For PCB design I use the open-source schematic and PCB design software KiCAD. Its a great program and has gotten a lot better recently. It is unlimited in size, components and number of layers and has lots of the features of very expensive professional PCB layout software.
But… there are times when its not so obvious how to do what seems like simple tasks. One task I needed to do recently was to add a logo onto the silkscreen and the back copper layer of a PCB. This is a quick post collecting my experiences and the a procedure to do this.
Edit 27/6/2020: I realised this was a very heavily visited page on this website! I would now use the awesome shenzhen2pcb add-on to Inkscape to create any layer KiCAD module from any SVG file. This is covered in detail in an article in this issue of Hackspace Magazine (free to download!)
The steps involved are:
- Sort out your logo
- Add a white boundary around the logo
- Export as a .png or .bmp
- Use the bitmap2Component section of KiCAD to convert into a .mod file
- Resize the image, using an on-line conversion tool
- Remove the ‘bug’ section from the .mod code
- Use the library in your PCB design and import the module
I’ll go through them in more detail:
The first thing to do is sort out your logo. I use Inkscape or CorelDraw to create .svg images. You can also use any image file.
Add a white background to your image. There MUST be a white border all around your image. (This is required to sort out a bug later in the process….)
Export this as a .png or .bmp.
Open the ‘Bitmap2Component’ part of the KiCAD suite of utilities. This will open the Bitmap to Component converter.
This is the Bitmap2Component utility.
Load your logo bitmap/image file. In this example I have the open source hardware image. Its really big, hence you can only see a bit of it. It is best to use a large image and then scale it down, rather than use a small image where you will loose some of the detail.
Ensure this is set to ‘Negative’ and that the threshold level is correct (this is the level it converts to black or white). A negative image is required – the output will be anything WHITE in the image.
Save as a .mod module library. Save it somewhere where you will find it again.
Then we need to scale the image to the size required on your PCB. You will need to measure the size required, as you cannot scale this within KiCAD PCB. Luckily some clever folk have done an on-line KiCAD module scaler, which can be found here. In this case I am making the image to be 0.4 inches (around 10mm). Here you can also choose which layer you would like the component to be on. I used both back copper (layer 0) and front silkscreen (layer 21).
Scroll to the bottom of the page, browse for your module library. You will also need the new width (in inches) and a name for your new module library (I tend to use the same name but with “_small” added).
Save as another module (.mod) library file.
Now lets have a look at it. You need to add this library to your PCB (go to preferences -> libraries and then use the ‘Add’ function). As you can see in this screen shot, there are two lines on the left and top edges. This is a problem with the ‘Bitmap2Component’ conversion software.

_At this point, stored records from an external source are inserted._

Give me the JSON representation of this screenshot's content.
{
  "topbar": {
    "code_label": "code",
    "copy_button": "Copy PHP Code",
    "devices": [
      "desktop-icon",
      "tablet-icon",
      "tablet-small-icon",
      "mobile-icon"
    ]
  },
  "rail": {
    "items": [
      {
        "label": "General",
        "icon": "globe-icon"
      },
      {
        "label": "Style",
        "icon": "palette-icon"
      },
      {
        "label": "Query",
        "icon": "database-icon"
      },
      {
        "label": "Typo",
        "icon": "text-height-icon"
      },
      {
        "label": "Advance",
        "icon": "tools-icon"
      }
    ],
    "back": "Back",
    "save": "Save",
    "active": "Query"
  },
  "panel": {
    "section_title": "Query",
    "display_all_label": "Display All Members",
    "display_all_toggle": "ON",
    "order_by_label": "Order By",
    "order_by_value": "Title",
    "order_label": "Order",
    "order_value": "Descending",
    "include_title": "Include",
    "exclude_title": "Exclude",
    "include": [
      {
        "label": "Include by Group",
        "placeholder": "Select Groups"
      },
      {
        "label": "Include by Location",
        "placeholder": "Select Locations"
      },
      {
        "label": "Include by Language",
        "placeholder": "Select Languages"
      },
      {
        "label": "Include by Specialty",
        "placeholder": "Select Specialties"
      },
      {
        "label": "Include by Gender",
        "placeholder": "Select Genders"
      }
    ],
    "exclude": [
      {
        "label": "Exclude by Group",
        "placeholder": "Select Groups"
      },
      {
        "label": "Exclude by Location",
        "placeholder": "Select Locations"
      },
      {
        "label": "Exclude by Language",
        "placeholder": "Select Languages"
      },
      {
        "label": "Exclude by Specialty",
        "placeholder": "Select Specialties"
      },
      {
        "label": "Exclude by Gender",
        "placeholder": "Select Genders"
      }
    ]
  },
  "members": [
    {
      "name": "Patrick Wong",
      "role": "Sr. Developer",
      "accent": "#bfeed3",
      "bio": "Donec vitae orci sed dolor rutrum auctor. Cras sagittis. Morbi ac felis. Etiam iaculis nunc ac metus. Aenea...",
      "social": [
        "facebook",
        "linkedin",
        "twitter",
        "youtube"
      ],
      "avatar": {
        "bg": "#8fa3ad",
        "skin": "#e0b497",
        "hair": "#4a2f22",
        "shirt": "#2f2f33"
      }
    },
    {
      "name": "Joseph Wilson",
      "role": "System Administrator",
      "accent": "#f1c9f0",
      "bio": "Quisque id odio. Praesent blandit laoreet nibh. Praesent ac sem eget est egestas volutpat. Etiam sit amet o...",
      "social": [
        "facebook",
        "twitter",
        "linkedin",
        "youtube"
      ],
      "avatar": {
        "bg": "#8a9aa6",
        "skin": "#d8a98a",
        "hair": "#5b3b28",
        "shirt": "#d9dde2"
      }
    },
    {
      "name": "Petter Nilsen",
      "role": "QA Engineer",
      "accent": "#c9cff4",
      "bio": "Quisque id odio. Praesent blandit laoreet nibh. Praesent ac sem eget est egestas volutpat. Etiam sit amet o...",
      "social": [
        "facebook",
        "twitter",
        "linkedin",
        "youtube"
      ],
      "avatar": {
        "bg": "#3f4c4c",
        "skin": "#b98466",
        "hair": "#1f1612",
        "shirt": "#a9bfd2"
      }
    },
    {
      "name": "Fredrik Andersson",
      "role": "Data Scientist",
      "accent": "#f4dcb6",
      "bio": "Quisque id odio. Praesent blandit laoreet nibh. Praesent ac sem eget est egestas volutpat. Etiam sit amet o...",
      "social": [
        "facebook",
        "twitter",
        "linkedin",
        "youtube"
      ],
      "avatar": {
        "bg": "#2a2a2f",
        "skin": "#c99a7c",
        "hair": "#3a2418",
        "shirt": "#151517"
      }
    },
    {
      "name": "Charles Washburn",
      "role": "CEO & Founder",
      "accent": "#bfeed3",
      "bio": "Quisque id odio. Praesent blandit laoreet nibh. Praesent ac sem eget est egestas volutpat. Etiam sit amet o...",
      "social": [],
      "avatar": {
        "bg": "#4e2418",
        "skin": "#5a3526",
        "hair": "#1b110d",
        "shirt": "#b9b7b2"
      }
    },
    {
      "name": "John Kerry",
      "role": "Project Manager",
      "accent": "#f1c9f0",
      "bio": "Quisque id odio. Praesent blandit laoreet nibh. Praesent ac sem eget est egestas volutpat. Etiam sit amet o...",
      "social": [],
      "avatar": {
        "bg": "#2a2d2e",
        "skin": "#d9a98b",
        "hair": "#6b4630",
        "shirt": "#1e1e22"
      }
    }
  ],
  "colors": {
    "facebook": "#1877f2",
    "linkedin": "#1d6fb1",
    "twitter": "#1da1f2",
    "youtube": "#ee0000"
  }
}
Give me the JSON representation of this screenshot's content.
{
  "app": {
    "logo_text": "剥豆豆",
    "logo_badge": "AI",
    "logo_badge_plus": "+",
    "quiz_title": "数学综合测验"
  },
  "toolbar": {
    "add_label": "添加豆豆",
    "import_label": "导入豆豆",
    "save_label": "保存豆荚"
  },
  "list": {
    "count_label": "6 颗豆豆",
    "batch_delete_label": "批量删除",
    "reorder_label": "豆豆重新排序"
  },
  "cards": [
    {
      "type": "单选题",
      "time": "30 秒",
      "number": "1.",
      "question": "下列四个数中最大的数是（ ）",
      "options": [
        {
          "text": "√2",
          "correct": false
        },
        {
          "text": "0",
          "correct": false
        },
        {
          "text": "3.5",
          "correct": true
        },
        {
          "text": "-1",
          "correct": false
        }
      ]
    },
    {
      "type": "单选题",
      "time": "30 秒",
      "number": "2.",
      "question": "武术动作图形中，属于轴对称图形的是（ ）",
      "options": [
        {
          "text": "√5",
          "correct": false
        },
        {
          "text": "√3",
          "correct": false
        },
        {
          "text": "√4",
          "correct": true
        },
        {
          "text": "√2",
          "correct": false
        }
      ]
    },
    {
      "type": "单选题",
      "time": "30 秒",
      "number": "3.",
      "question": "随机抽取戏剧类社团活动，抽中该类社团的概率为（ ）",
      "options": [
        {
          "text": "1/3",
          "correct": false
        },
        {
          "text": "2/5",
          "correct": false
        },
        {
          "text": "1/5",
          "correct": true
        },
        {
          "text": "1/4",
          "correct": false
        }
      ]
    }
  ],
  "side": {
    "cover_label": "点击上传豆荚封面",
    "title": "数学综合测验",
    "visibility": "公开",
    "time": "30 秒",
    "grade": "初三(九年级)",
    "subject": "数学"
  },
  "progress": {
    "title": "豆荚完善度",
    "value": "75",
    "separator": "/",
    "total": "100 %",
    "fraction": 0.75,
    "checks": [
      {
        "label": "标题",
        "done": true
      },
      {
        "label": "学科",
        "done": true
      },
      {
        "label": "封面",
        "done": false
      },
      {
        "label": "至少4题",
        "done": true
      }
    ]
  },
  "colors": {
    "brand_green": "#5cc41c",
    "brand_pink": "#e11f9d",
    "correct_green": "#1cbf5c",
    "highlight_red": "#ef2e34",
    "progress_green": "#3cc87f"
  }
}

Click on the ‘Add module’ icon, as we want to add the new logo module.
Find it within the module list.
Urgh! What are those nasty lines doing?…..
Its been reported as a bug, but not yet fixed (13/12/12). So now what do you do?
The answer to this took me a bit of searching but, as usual, someone on the interweb (specifically this post) had done it before me. Basically the algorithm is ‘seeing’ the edge and creating a polygon. Using a white border around the logo means that this polygon is separate from the other polygon and so we can delete it.
All modules are text files with lists of the shapes and the co-ordinates between the points. So go to where your .mod file is saved and open the file with some kind of text editor:
Open up the .mod file as with a text editor.
The first polygon is the offending bit of code (highlighted in red). Delete the whole polygon section (from the DP line, including all the Dl lines, to just above the next DP line) and save it (I use the same name).
You can see (honest!) that each polygon starts with the line DP x x x x x x. There are then a load of Dl x x commands. Basically DP means Draw Polygon and the Dl are all the points within the polygon. The first polygon (DP) is the error section. We have to delete it and then save the file.
Now go back to your PCB and re-open the module:
The top logo is the one with the error, the bottom is the nice clean one without the lines. Yey!
You can see that the ‘bug’ lines have gone and you now have a nice logo to add to your board. Hope that helps you – I certainly had a couple of hours of head scratching.
I found a good youtube video explaining most of this after I had finished doing it and I was writing this post.
There is another program to create KiCad modules from logos here: http://img2mod.wayneandlayne.com/